(Work order)
Below are the records. List every line holding the word "title".
------------------------------------
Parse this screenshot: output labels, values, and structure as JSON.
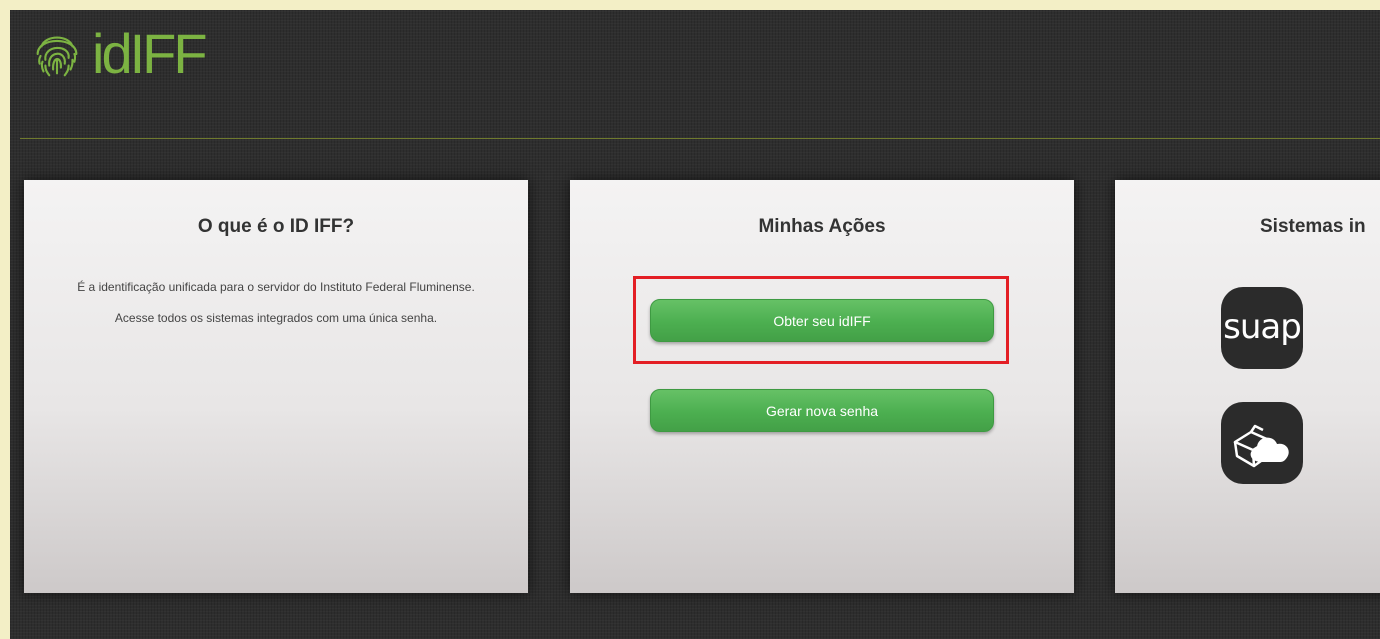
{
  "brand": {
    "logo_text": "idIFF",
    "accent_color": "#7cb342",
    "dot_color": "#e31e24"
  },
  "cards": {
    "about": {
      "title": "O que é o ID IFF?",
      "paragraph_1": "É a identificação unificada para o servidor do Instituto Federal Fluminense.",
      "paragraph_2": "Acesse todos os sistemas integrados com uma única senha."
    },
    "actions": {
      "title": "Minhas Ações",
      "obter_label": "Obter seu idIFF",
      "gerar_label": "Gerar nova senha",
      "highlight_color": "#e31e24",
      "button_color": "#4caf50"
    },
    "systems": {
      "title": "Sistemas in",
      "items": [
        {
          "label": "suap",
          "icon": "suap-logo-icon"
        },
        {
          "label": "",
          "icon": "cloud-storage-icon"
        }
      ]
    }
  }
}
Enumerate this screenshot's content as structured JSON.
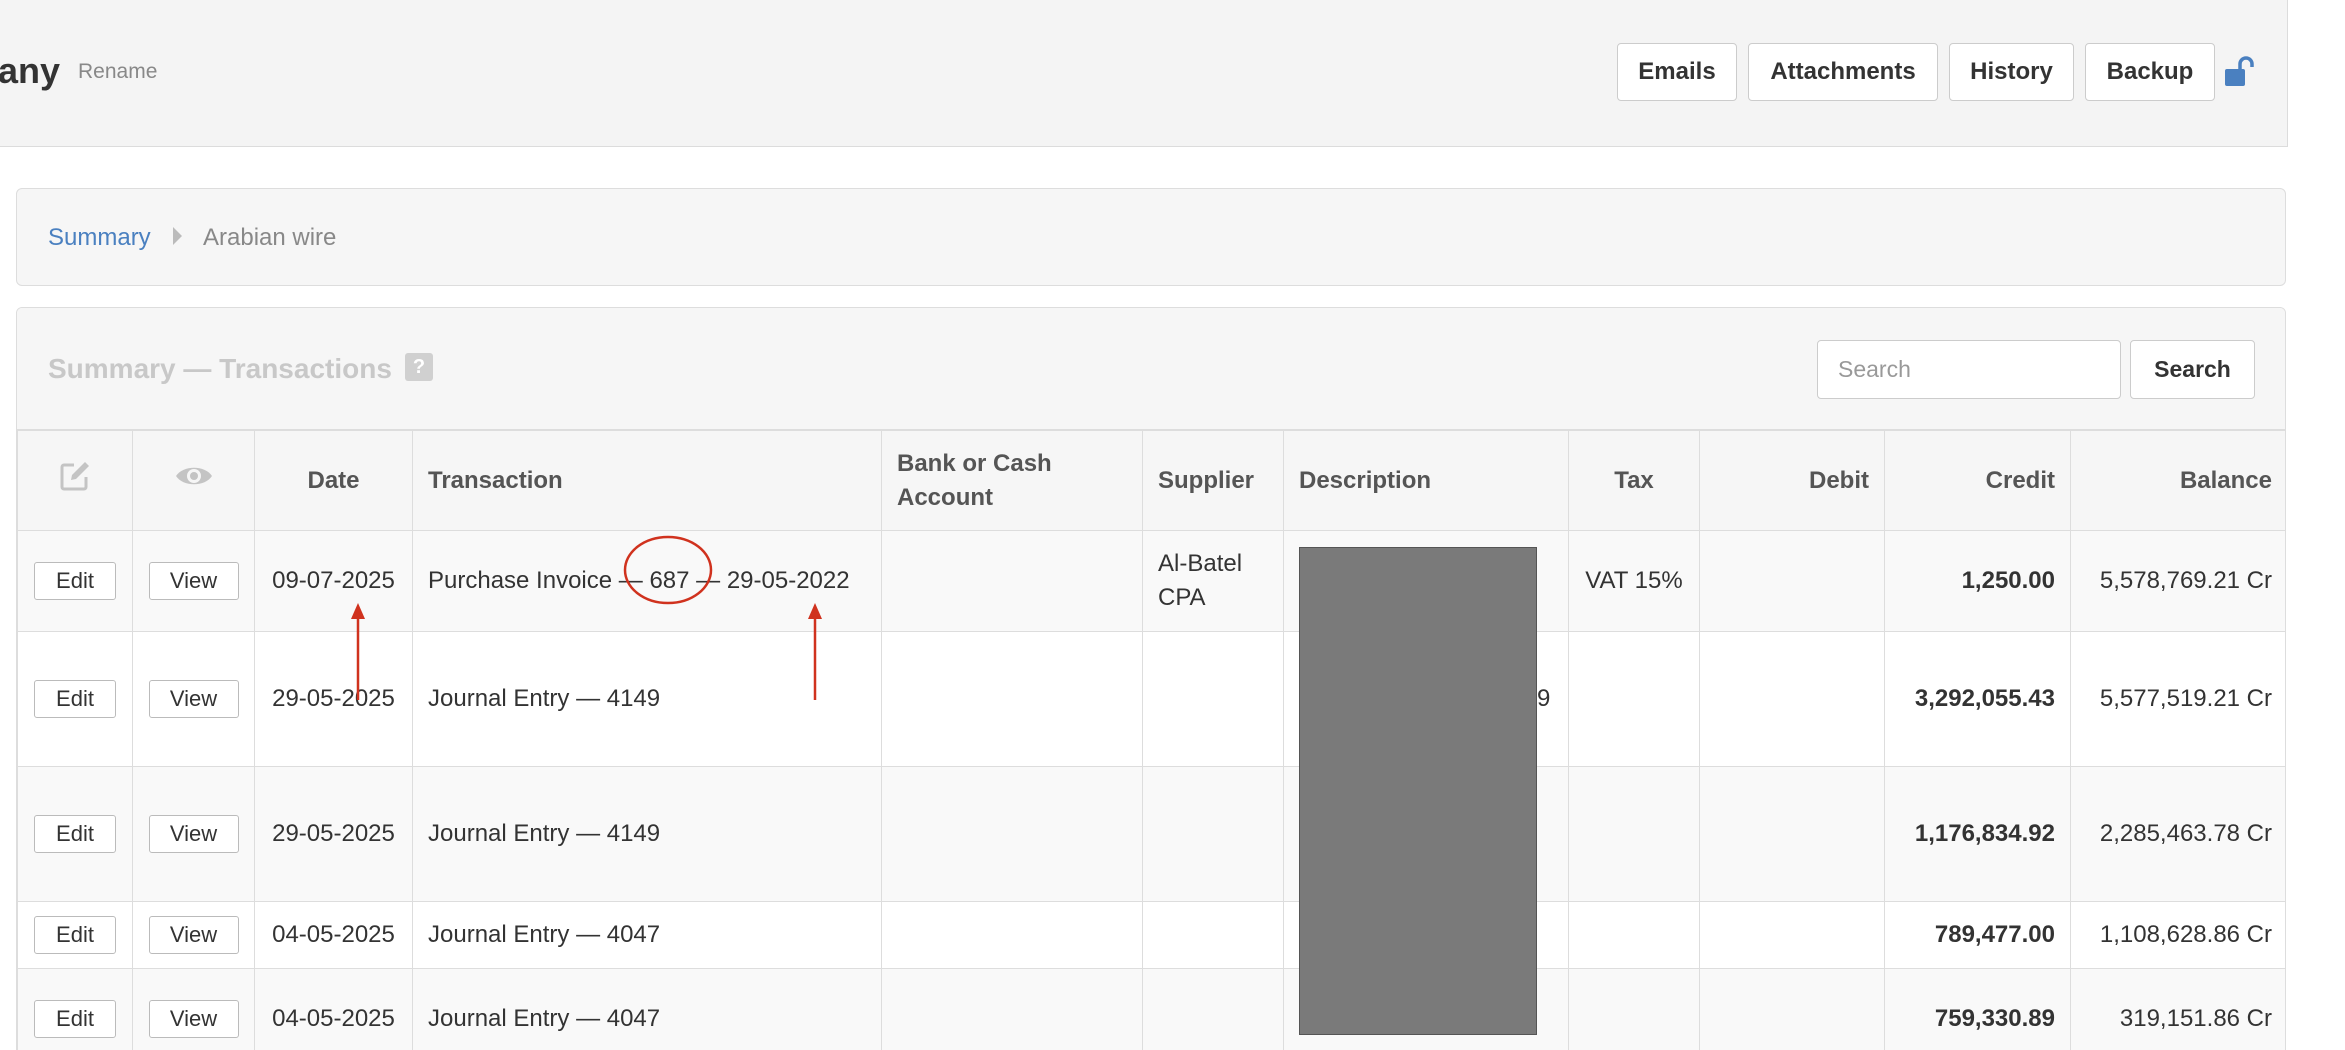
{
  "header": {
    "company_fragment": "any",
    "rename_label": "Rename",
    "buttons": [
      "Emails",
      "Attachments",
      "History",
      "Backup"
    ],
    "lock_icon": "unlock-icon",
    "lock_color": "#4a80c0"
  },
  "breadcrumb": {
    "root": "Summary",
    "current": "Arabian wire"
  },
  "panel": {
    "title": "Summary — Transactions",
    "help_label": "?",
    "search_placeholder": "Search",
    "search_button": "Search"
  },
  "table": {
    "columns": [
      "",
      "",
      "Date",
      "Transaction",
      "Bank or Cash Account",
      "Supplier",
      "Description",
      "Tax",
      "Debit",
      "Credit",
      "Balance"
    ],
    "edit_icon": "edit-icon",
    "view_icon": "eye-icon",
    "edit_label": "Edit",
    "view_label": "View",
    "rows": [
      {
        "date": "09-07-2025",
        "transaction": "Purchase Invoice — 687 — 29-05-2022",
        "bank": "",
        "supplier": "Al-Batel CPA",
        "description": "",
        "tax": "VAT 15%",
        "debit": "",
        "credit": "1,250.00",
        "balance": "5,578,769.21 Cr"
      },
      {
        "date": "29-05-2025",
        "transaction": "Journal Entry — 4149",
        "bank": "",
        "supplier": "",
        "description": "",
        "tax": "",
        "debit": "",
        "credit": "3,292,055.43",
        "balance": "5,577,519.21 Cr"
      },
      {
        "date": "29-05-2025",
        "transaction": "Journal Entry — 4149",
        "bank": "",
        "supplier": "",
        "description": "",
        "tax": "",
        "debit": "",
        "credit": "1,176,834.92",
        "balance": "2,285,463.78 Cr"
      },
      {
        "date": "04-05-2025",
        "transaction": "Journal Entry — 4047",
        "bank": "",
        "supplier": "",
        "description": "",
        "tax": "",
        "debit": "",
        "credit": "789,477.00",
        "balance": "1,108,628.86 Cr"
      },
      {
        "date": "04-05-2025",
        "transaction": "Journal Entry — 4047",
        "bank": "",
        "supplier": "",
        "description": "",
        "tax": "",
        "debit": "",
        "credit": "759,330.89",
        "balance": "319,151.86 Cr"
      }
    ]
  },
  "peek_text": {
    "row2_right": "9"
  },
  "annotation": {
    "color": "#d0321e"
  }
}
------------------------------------
(Result for this exercise)
      "title": "O que é o ID IFF?",
      "title": "Minhas Ações",
      "title": "Sistemas in",
    "title": "Summary — Transactions",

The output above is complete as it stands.